--- Material for the task ---

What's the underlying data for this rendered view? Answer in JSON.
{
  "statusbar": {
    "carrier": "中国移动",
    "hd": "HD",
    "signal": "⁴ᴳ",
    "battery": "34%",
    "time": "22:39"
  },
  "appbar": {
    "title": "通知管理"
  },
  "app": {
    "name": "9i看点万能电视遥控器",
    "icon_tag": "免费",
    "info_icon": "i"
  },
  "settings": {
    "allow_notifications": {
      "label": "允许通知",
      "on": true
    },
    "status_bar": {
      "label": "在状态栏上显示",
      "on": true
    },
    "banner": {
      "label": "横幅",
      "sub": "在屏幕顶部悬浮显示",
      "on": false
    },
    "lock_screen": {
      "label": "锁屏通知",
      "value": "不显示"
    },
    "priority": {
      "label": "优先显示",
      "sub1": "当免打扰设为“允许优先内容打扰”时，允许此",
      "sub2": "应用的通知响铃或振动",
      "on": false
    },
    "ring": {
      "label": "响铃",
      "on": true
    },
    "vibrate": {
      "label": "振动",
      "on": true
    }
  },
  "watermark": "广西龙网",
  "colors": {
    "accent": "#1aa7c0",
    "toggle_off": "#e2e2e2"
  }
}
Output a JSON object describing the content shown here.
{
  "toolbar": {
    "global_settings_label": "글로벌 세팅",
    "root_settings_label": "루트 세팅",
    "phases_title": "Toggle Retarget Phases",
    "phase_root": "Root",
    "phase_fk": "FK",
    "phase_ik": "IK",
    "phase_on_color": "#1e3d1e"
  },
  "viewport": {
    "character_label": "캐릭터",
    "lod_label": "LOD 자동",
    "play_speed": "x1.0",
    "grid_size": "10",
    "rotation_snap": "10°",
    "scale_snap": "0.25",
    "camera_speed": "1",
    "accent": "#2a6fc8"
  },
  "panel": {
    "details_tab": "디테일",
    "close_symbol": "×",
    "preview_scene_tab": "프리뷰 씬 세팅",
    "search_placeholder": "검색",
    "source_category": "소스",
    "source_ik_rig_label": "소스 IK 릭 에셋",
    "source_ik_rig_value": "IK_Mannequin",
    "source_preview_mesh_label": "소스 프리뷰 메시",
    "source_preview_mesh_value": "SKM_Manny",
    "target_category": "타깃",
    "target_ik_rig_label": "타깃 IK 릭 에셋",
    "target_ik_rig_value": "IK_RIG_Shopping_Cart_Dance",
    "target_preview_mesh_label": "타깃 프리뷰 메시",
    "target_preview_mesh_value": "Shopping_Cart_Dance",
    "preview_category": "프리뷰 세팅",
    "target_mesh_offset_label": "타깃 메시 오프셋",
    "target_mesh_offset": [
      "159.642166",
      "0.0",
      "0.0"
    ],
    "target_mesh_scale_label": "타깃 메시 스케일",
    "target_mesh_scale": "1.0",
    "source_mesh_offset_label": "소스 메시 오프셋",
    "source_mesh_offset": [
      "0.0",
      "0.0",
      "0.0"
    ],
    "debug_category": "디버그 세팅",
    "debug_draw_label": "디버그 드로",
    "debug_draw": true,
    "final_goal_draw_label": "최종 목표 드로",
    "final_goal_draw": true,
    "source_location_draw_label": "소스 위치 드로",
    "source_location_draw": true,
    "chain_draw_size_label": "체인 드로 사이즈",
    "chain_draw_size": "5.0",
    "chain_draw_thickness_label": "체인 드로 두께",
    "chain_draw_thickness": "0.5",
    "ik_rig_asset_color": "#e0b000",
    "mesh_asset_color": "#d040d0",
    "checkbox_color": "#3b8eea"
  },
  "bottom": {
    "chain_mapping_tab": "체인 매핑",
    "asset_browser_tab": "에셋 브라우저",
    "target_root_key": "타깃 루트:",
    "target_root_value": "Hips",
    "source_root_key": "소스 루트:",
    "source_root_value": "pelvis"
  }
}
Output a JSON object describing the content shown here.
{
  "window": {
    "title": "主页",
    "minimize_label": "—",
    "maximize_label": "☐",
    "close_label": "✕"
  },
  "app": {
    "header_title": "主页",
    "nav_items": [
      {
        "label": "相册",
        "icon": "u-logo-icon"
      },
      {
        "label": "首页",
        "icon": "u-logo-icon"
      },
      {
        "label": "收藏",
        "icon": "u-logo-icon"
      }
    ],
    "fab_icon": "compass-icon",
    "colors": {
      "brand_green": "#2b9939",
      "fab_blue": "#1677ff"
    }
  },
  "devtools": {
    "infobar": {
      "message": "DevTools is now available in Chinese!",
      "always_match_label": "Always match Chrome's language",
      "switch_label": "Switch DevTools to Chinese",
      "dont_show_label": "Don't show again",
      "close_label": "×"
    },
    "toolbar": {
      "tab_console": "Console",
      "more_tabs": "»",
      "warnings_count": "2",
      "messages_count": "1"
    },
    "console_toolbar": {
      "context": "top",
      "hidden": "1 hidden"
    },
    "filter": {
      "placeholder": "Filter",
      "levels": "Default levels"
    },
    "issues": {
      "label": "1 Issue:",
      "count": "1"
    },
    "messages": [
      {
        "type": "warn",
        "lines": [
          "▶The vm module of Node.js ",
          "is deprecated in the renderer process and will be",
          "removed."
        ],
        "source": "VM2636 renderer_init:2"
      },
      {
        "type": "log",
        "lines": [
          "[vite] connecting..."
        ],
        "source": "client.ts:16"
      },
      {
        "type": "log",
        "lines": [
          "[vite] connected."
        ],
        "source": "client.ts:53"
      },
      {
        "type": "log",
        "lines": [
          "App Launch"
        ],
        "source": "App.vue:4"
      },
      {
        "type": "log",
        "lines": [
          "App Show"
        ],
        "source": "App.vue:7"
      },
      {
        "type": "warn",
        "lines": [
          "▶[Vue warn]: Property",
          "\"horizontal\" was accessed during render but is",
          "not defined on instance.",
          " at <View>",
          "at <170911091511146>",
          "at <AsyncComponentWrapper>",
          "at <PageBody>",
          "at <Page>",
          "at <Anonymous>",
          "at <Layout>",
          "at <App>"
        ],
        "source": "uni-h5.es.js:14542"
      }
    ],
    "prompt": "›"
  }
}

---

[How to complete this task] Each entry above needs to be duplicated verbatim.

[Problem solution]
What's the underlying data for this rendered view? Answer in JSON.
{
  "statusbar": {
    "carrier": "中国移动",
    "hd": "HD",
    "signal": "⁴ᴳ",
    "battery": "34%",
    "time": "22:39"
  },
  "appbar": {
    "title": "通知管理"
  },
  "app": {
    "name": "9i看点万能电视遥控器",
    "icon_tag": "免费",
    "info_icon": "i"
  },
  "settings": {
    "allow_notifications": {
      "label": "允许通知",
      "on": true
    },
    "status_bar": {
      "label": "在状态栏上显示",
      "on": true
    },
    "banner": {
      "label": "横幅",
      "sub": "在屏幕顶部悬浮显示",
      "on": false
    },
    "lock_screen": {
      "label": "锁屏通知",
      "value": "不显示"
    },
    "priority": {
      "label": "优先显示",
      "sub1": "当免打扰设为“允许优先内容打扰”时，允许此",
      "sub2": "应用的通知响铃或振动",
      "on": false
    },
    "ring": {
      "label": "响铃",
      "on": true
    },
    "vibrate": {
      "label": "振动",
      "on": true
    }
  },
  "watermark": "广西龙网",
  "colors": {
    "accent": "#1aa7c0",
    "toggle_off": "#e2e2e2"
  }
}
Output a JSON object describing the content shown here.
{
  "toolbar": {
    "global_settings_label": "글로벌 세팅",
    "root_settings_label": "루트 세팅",
    "phases_title": "Toggle Retarget Phases",
    "phase_root": "Root",
    "phase_fk": "FK",
    "phase_ik": "IK",
    "phase_on_color": "#1e3d1e"
  },
  "viewport": {
    "character_label": "캐릭터",
    "lod_label": "LOD 자동",
    "play_speed": "x1.0",
    "grid_size": "10",
    "rotation_snap": "10°",
    "scale_snap": "0.25",
    "camera_speed": "1",
    "accent": "#2a6fc8"
  },
  "panel": {
    "details_tab": "디테일",
    "close_symbol": "×",
    "preview_scene_tab": "프리뷰 씬 세팅",
    "search_placeholder": "검색",
    "source_category": "소스",
    "source_ik_rig_label": "소스 IK 릭 에셋",
    "source_ik_rig_value": "IK_Mannequin",
    "source_preview_mesh_label": "소스 프리뷰 메시",
    "source_preview_mesh_value": "SKM_Manny",
    "target_category": "타깃",
    "target_ik_rig_label": "타깃 IK 릭 에셋",
    "target_ik_rig_value": "IK_RIG_Shopping_Cart_Dance",
    "target_preview_mesh_label": "타깃 프리뷰 메시",
    "target_preview_mesh_value": "Shopping_Cart_Dance",
    "preview_category": "프리뷰 세팅",
    "target_mesh_offset_label": "타깃 메시 오프셋",
    "target_mesh_offset": [
      "159.642166",
      "0.0",
      "0.0"
    ],
    "target_mesh_scale_label": "타깃 메시 스케일",
    "target_mesh_scale": "1.0",
    "source_mesh_offset_label": "소스 메시 오프셋",
    "source_mesh_offset": [
      "0.0",
      "0.0",
      "0.0"
    ],
    "debug_category": "디버그 세팅",
    "debug_draw_label": "디버그 드로",
    "debug_draw": true,
    "final_goal_draw_label": "최종 목표 드로",
    "final_goal_draw": true,
    "source_location_draw_label": "소스 위치 드로",
    "source_location_draw": true,
    "chain_draw_size_label": "체인 드로 사이즈",
    "chain_draw_size": "5.0",
    "chain_draw_thickness_label": "체인 드로 두께",
    "chain_draw_thickness": "0.5",
    "ik_rig_asset_color": "#e0b000",
    "mesh_asset_color": "#d040d0",
    "checkbox_color": "#3b8eea"
  },
  "bottom": {
    "chain_mapping_tab": "체인 매핑",
    "asset_browser_tab": "에셋 브라우저",
    "target_root_key": "타깃 루트:",
    "target_root_value": "Hips",
    "source_root_key": "소스 루트:",
    "source_root_value": "pelvis"
  }
}
Output a JSON object describing the content shown here.
{
  "window": {
    "title": "主页",
    "minimize_label": "—",
    "maximize_label": "☐",
    "close_label": "✕"
  },
  "app": {
    "header_title": "主页",
    "nav_items": [
      {
        "label": "相册",
        "icon": "u-logo-icon"
      },
      {
        "label": "首页",
        "icon": "u-logo-icon"
      },
      {
        "label": "收藏",
        "icon": "u-logo-icon"
      }
    ],
    "fab_icon": "compass-icon",
    "colors": {
      "brand_green": "#2b9939",
      "fab_blue": "#1677ff"
    }
  },
  "devtools": {
    "infobar": {
      "message": "DevTools is now available in Chinese!",
      "always_match_label": "Always match Chrome's language",
      "switch_label": "Switch DevTools to Chinese",
      "dont_show_label": "Don't show again",
      "close_label": "×"
    },
    "toolbar": {
      "tab_console": "Console",
      "more_tabs": "»",
      "warnings_count": "2",
      "messages_count": "1"
    },
    "console_toolbar": {
      "context": "top",
      "hidden": "1 hidden"
    },
    "filter": {
      "placeholder": "Filter",
      "levels": "Default levels"
    },
    "issues": {
      "label": "1 Issue:",
      "count": "1"
    },
    "messages": [
      {
        "type": "warn",
        "lines": [
          "▶The vm module of Node.js ",
          "is deprecated in the renderer process and will be",
          "removed."
        ],
        "source": "VM2636 renderer_init:2"
      },
      {
        "type": "log",
        "lines": [
          "[vite] connecting..."
        ],
        "source": "client.ts:16"
      },
      {
        "type": "log",
        "lines": [
          "[vite] connected."
        ],
        "source": "client.ts:53"
      },
      {
        "type": "log",
        "lines": [
          "App Launch"
        ],
        "source": "App.vue:4"
      },
      {
        "type": "log",
        "lines": [
          "App Show"
        ],
        "source": "App.vue:7"
      },
      {
        "type": "warn",
        "lines": [
          "▶[Vue warn]: Property",
          "\"horizontal\" was accessed during render but is",
          "not defined on instance.",
          " at <View>",
          "at <170911091511146>",
          "at <AsyncComponentWrapper>",
          "at <PageBody>",
          "at <Page>",
          "at <Anonymous>",
          "at <Layout>",
          "at <App>"
        ],
        "source": "uni-h5.es.js:14542"
      }
    ],
    "prompt": "›"
  }
}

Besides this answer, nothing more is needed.